NAME: Joseph Opudo Obala
AGE: 75yrs
PROJECT/ LOCATION: Kobala village, Homa-Bay County, Nyanza Province, Kenya.

Joseph Opudo Obala is a father of seven who used to earn a living from fishing the waters of Lake Victoria.  He is now one of the beneficiaries of TMT Kenya’s Kobala aquaculture project.  Two years ago Joseph constructed two beautiful fishponds adjacent to the Lake. He managed to harvest tilapia twice before these fishponds were destroyed by flooding from high rainfall and rising Lake water. With the money he had raised from just these two fish harvests he had managed to pay a full terms secondary boarding school fees for his son, something that he never would have imagined possible. In all his many years as a Lake fisherman, Joseph has never earned a reliable income from Lake fishing. He told us about the many challenges facing Lake fisherman in this area. Invasive water hyacinth has made river access and fishing along the river boundary extremely difficult. This has been exacerbated by a significant decline is the overall fish population due to over fishing, the destruction of fish breeding points by illegal fishing cartels and pollution of the lake due to industrial waster. 
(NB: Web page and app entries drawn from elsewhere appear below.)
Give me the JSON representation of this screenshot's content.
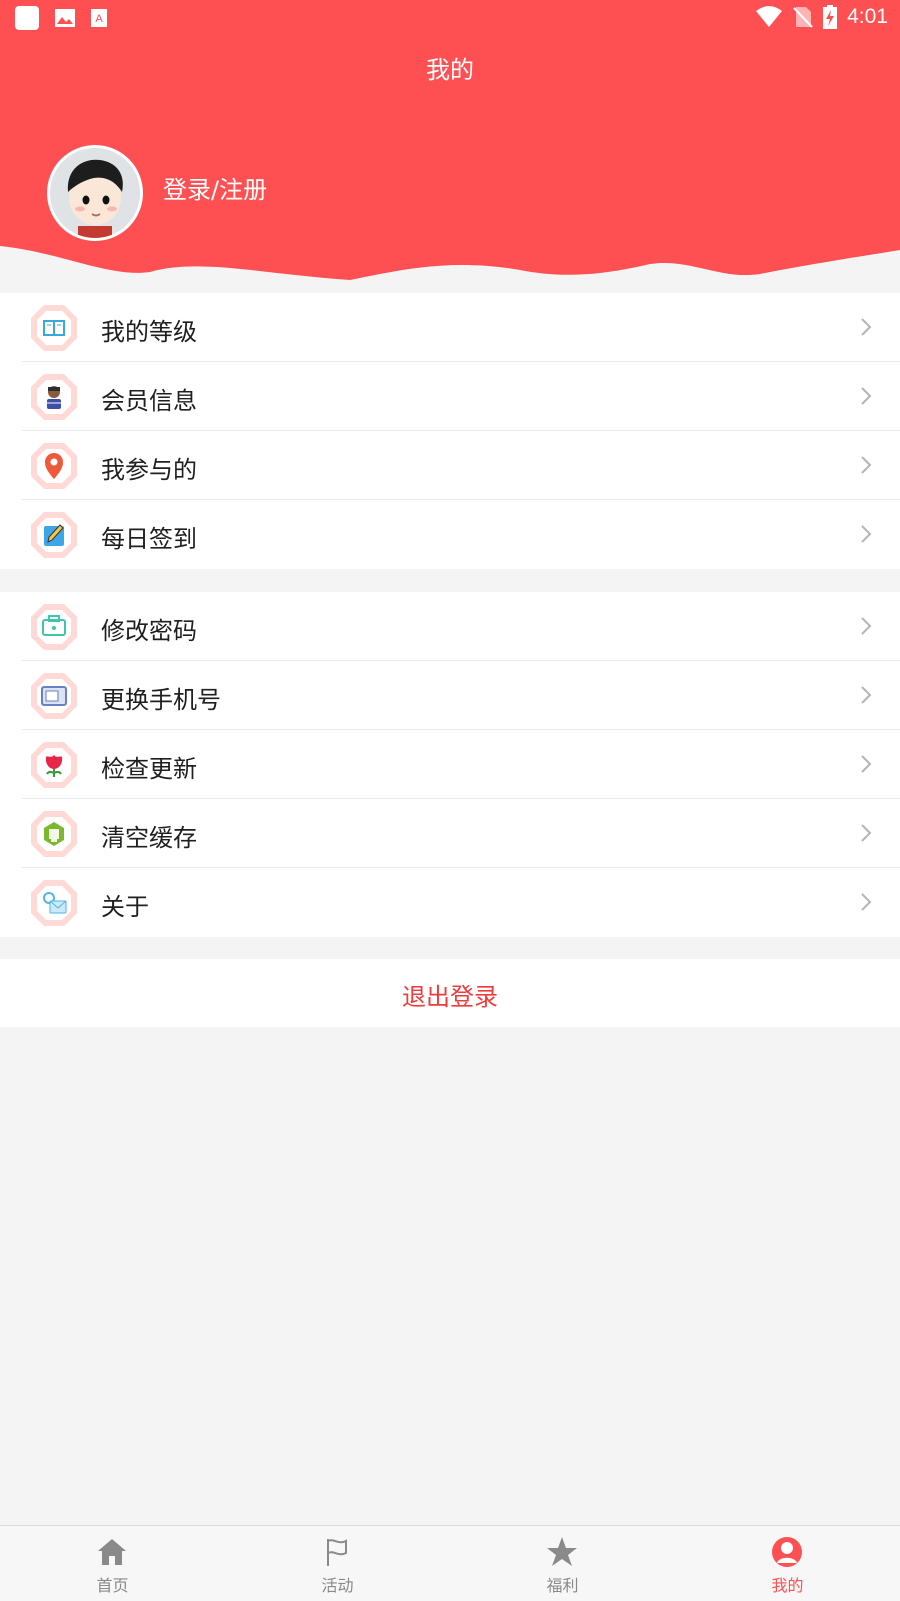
{
  "status_bar": {
    "time": "4:01"
  },
  "header": {
    "title": "我的",
    "login_label": "登录/注册"
  },
  "menu_group_1": [
    {
      "label": "我的等级",
      "icon": "level-book-icon"
    },
    {
      "label": "会员信息",
      "icon": "member-icon"
    },
    {
      "label": "我参与的",
      "icon": "location-pin-icon"
    },
    {
      "label": "每日签到",
      "icon": "checkin-pencil-icon"
    }
  ],
  "menu_group_2": [
    {
      "label": "修改密码",
      "icon": "password-icon"
    },
    {
      "label": "更换手机号",
      "icon": "phone-card-icon"
    },
    {
      "label": "检查更新",
      "icon": "update-flower-icon"
    },
    {
      "label": "清空缓存",
      "icon": "clear-cache-icon"
    },
    {
      "label": "关于",
      "icon": "about-mail-icon"
    }
  ],
  "logout_label": "退出登录",
  "tab_bar": {
    "tabs": [
      {
        "label": "首页",
        "icon": "home-icon",
        "active": false
      },
      {
        "label": "活动",
        "icon": "flag-icon",
        "active": false
      },
      {
        "label": "福利",
        "icon": "star-icon",
        "active": false
      },
      {
        "label": "我的",
        "icon": "user-icon",
        "active": true
      }
    ]
  },
  "colors": {
    "brand": "#fe5052",
    "logout": "#ef3b3b",
    "tab_inactive": "#8a8a8a"
  }
}
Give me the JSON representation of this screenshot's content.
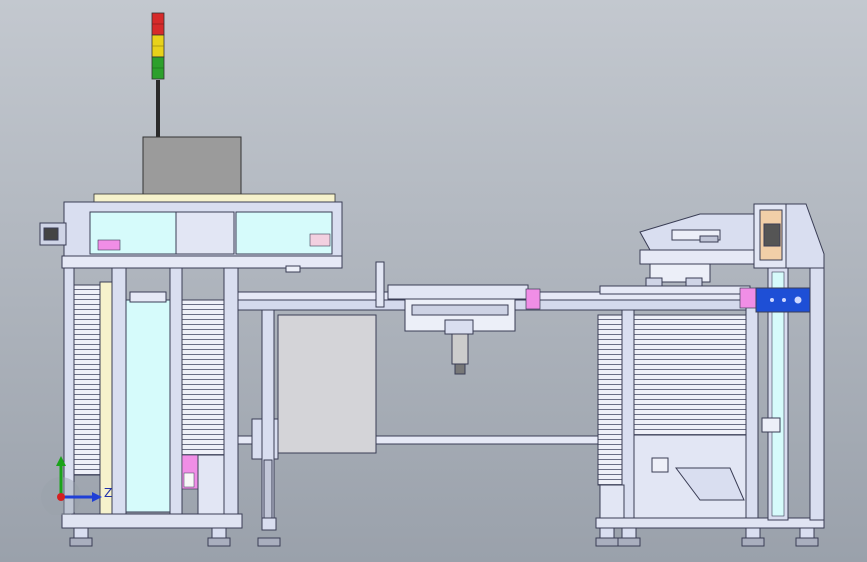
{
  "viewport": {
    "background_top": "#c3c8cf",
    "background_bottom": "#9aa1ab"
  },
  "model": {
    "signal_tower_colors": [
      "#d62a2a",
      "#e8d21a",
      "#2ca02c"
    ],
    "frame_color": "#d9def0",
    "frame_stroke": "#3a3d55",
    "glass_color": "#d6fbfb",
    "pink_block_color": "#f08ee6",
    "blue_block_color": "#1e4fd6",
    "control_box_color": "#9b9b9b"
  },
  "triad": {
    "z_label": "Z",
    "x_axis_color": "#1f3fd6",
    "y_axis_color": "#1aa31a",
    "origin_color": "#d42020"
  }
}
Joseph feels that the fishing industry in Lake Victoria was no longer viable, however he is a skilled fisherman with both knowledge of tilapia production and access to a sustainable market for selling his fish. He was very keen to join our Kobala aquaculture project in March 2013.  This social enterprise project is supporting unemployment Lake fisherman, such as Joseph, to construct their own tilapia fish farms on reclaimed sand mine gullies, inland from the Lake.

Sand mining is another big problem in this area. It causes erosion and soil degradation, leaving behind bare soil and large gullies and destroying farmland by making it unproductive. Sand and gravel mining and associated brick making is an attractive source of income to unemployed people. The aggregate is easily accessible and cheap to extract. In recent years it has become a common means for the poor to generate cash.
Joseph Opudo has worked hard to dig his pond in one of the former sand mine sites. It is a beautiful pond which he has surrounded by banana seedlings. His fishpond already stands out as a model for the other co-operative members who are also starting to integrate fish farming and pomology. The bananas will benefit from the fertile pond water and Joseph estimates he will earn as much as £724 from the harvests of both these enterprises.
"The Mango Tree has invested in developing model farms in the areas where it works, these farms are used for demonstrating new farming methods, delivering agricultural training and trailing new crops or agribusinesses. The models farms have also been generating a moderate income through the sale of produce, approximately xxxx has been raised so far from model farm production including the sale of tomatoes, eggs, maize, tilapia fish and mango tree saplings. The Mango Tree Kenya is now also producing Spirulina, a blue-green algae which is commonly used as a food supplement to boost immune function. We are currently exploring plans to expand the model farm by another 5 acres in order to increase the production of tilapia and Spirulina for social investment in community aquaculture projects and to provide accessible, affordable nutrition supplements for people living with HIV. "